The veteran actor got emotional as he held up artwork and photos of children killed by the 18-year-old gunman and described the severity of injuries inflicted by the AR-15-style rifle used in that massacre.
“Make those lives matter,” he said. As a photo of a young girl’s green converse shoes appeared on screens in front of reporters, he explained that the child’s distinctive shoes were the only way to identify her body.
Mr McConnaughey also told reporters he had met a cosmetologist who was working to prepare the bodies of the victims for viewing at funerals.
He said she told him and his wife that the bodies in the Uvalde shooting “looked very different” because they “needed a lot more than makeup to look presentable.”
“They needed a major restoration. Why? Due to the exceptionally large exit wounds, an AR 15 rifle,” he said, adding that the child victims “were left not just dead but hollow” by the high-powered bullets.

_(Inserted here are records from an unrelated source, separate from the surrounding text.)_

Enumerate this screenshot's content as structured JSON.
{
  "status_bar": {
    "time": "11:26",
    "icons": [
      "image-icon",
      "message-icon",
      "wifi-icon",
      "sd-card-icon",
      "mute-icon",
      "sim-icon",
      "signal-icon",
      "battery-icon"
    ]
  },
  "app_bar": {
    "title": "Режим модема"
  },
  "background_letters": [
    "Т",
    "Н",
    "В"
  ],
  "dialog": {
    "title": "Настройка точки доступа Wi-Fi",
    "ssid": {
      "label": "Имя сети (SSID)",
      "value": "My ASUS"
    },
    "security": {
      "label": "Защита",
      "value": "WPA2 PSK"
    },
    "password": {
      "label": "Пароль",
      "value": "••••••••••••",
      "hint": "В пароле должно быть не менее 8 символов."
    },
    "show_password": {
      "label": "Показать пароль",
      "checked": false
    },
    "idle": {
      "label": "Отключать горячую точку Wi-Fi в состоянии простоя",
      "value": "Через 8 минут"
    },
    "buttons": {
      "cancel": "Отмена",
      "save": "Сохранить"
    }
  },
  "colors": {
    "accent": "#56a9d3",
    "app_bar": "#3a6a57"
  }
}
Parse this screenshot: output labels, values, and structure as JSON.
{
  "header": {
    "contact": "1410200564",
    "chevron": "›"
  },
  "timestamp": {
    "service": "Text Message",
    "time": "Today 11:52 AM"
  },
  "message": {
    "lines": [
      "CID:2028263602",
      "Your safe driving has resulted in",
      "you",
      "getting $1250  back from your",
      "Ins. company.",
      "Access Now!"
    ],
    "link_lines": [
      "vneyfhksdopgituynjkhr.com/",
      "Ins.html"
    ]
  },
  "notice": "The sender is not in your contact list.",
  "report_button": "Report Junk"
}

The veteran actor said the parents he and his wife met in Uvalde wanted their children’s “dreams to live on”, and noted that everyone they met there wanted “laws on guns that wouldn’t make it so easy for the bad guys to get those damn guns.”

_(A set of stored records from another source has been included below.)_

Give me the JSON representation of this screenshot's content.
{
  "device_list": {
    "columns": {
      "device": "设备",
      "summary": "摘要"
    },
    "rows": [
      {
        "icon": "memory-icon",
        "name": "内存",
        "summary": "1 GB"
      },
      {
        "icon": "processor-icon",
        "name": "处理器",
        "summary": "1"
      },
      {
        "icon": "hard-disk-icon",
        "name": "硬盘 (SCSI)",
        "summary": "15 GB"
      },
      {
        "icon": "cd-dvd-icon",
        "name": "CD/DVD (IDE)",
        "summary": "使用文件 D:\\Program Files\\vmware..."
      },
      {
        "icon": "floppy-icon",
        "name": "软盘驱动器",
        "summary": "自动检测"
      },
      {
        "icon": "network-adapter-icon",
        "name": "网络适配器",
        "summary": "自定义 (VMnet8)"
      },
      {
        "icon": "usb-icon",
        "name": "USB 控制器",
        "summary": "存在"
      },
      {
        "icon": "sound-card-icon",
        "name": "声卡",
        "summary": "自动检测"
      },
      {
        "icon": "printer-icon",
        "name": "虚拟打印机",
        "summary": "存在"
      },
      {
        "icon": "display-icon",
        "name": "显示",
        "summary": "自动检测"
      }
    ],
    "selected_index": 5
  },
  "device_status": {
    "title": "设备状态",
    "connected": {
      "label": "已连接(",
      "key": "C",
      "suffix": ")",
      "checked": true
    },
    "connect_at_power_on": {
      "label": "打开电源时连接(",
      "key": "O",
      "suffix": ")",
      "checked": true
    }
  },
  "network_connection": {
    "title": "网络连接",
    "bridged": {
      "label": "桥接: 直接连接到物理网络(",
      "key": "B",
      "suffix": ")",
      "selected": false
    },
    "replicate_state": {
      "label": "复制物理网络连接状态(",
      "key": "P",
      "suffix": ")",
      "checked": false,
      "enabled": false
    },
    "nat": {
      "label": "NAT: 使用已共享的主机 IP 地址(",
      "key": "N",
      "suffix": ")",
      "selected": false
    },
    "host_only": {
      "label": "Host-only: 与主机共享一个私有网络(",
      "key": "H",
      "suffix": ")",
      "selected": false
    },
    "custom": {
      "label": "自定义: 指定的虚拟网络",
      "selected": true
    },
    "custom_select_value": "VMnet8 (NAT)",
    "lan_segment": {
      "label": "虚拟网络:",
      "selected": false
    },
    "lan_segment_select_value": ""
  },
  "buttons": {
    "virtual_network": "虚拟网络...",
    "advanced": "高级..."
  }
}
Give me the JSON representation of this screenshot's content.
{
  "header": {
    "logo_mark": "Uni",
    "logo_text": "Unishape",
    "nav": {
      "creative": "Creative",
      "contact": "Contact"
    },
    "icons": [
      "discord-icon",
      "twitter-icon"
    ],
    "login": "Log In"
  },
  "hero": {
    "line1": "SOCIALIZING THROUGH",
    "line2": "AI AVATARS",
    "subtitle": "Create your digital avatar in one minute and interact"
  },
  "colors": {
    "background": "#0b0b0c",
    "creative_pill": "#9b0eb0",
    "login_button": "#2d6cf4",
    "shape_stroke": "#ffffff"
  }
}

He called on Congress to “lead with humility and recognize…values that are above politics” by passing laws to make it harder for teens to get high-powered guns.

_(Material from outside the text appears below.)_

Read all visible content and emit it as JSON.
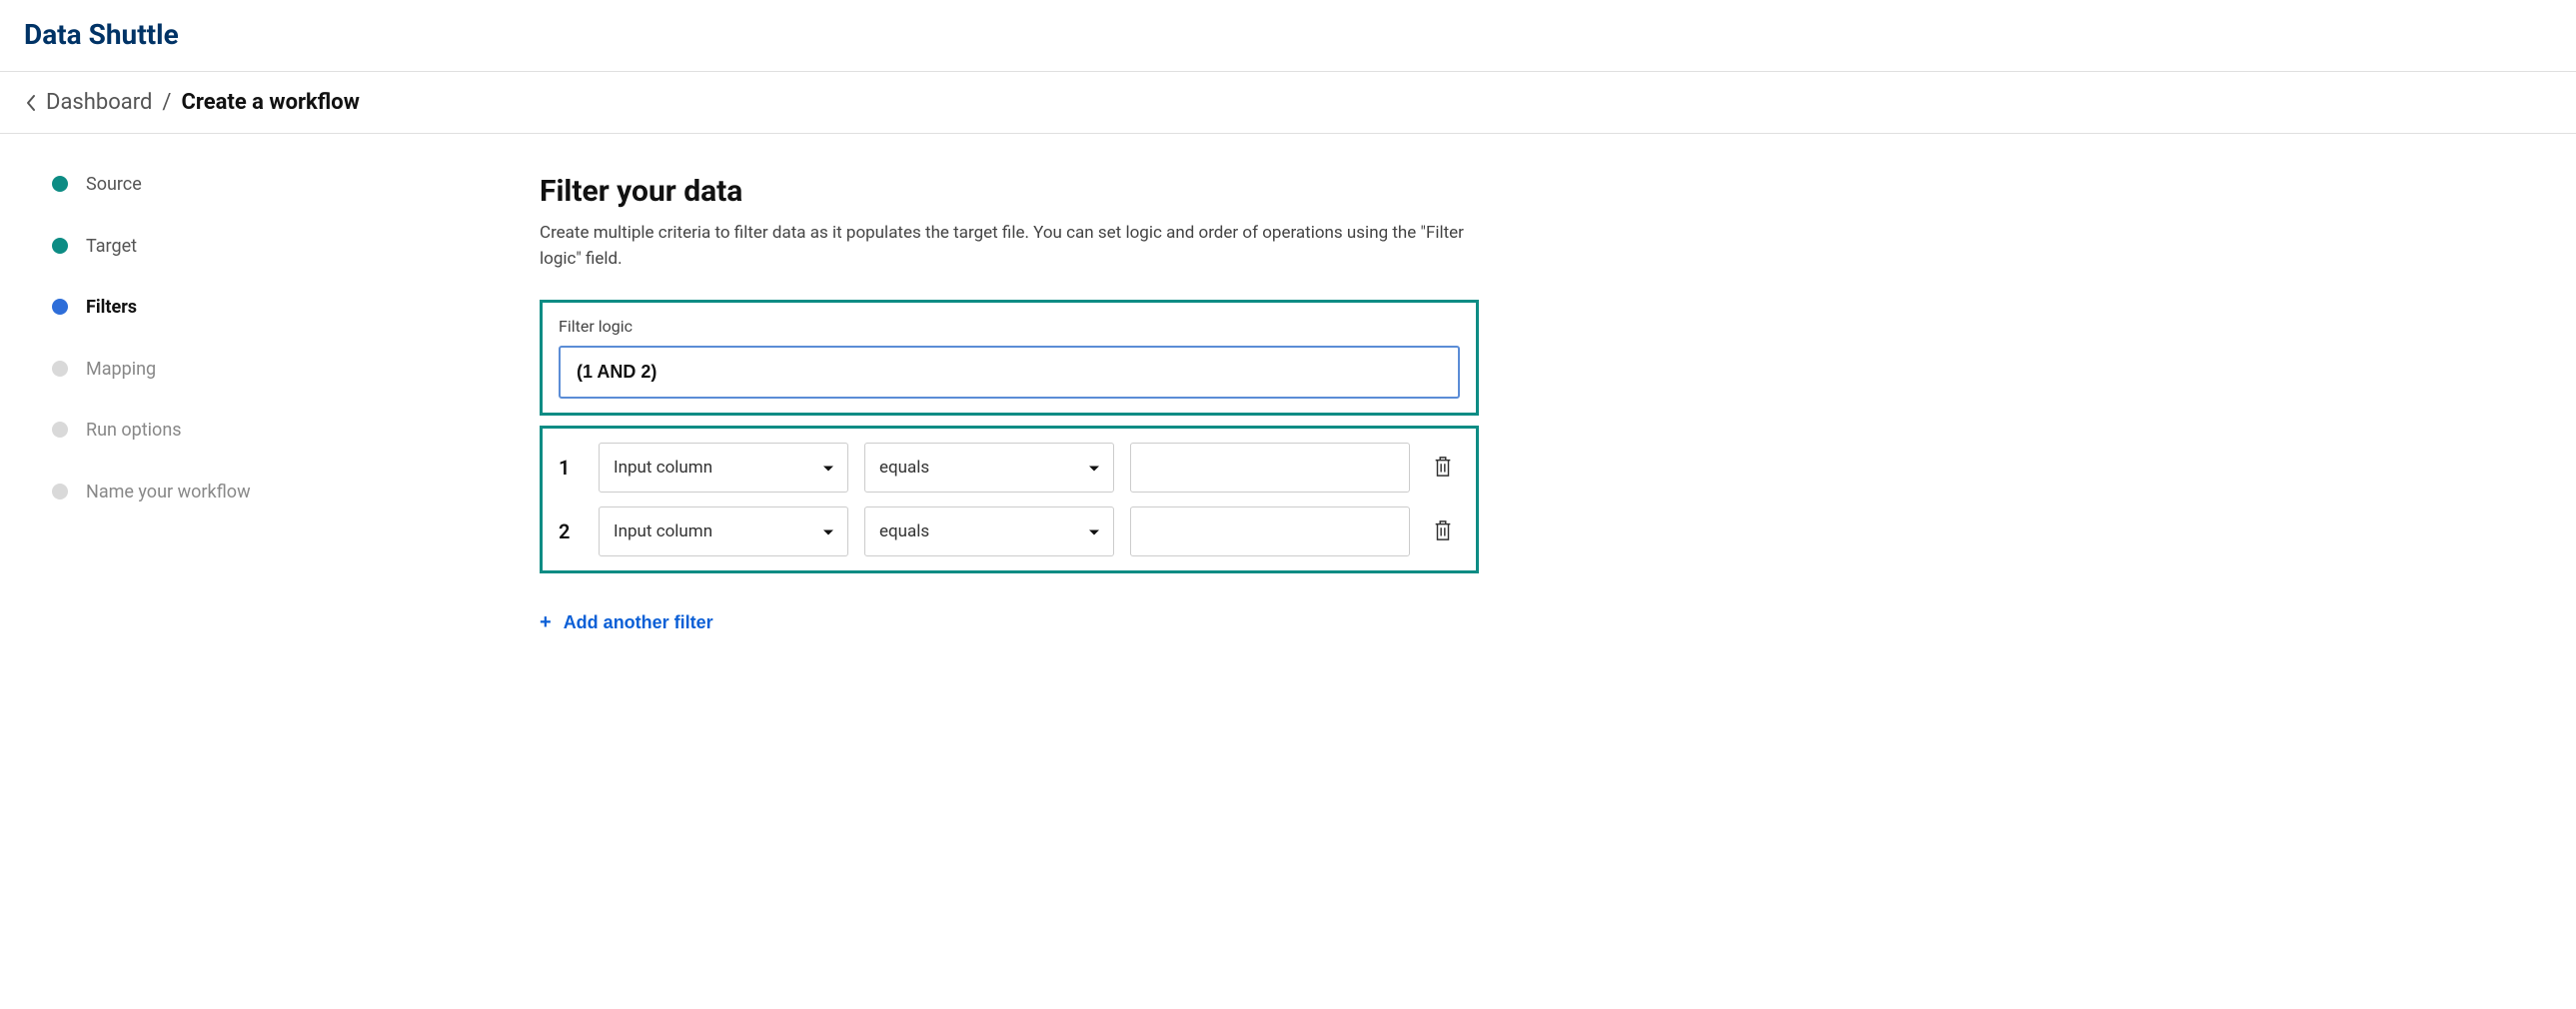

“We need to raise the minimum age to buy an AR rifle from 15 to 21. We need a waiting period for these rifles. We need red flag laws and consequences for those who misuse them” “These are reasonable, practical, tactical rules,” he said.
Mr McConnaughey, a gun owner himself, said “responsible gun owners” were “fed up with the Second Amendment being abused and misused by deranged individuals”.
“These regulations are not a step backwards,” he said. “They are a step forward for civil society and the Second Amendment.”
He added that passing such legislation should be “a non-partisan matter.”
“We now have a chance to reach out and seize higher ground above our political affiliations – a chance to make a choice that does more than protect your party,” he said. “Choose to make a choice that protects our country now and for the next generation. We need to take a sober, humble and honest look in the mirror and rebrand ourselves based on what we truly value.”
Salvador Ramos killed 19 children and two adults in the mass shooting at Robb Elementary School in Uvalde on May 24
On the morning of the attack, Ramos sent a direct message to an individual on a Facebook platform saying, “I am going to shoot an elementary school.
Local police have since come under fire for their handling of the active shooter scene, allowing Ramos to shoot his victims for more than 45 minutes before he was finally shot by a Border Patrol agent at the scene.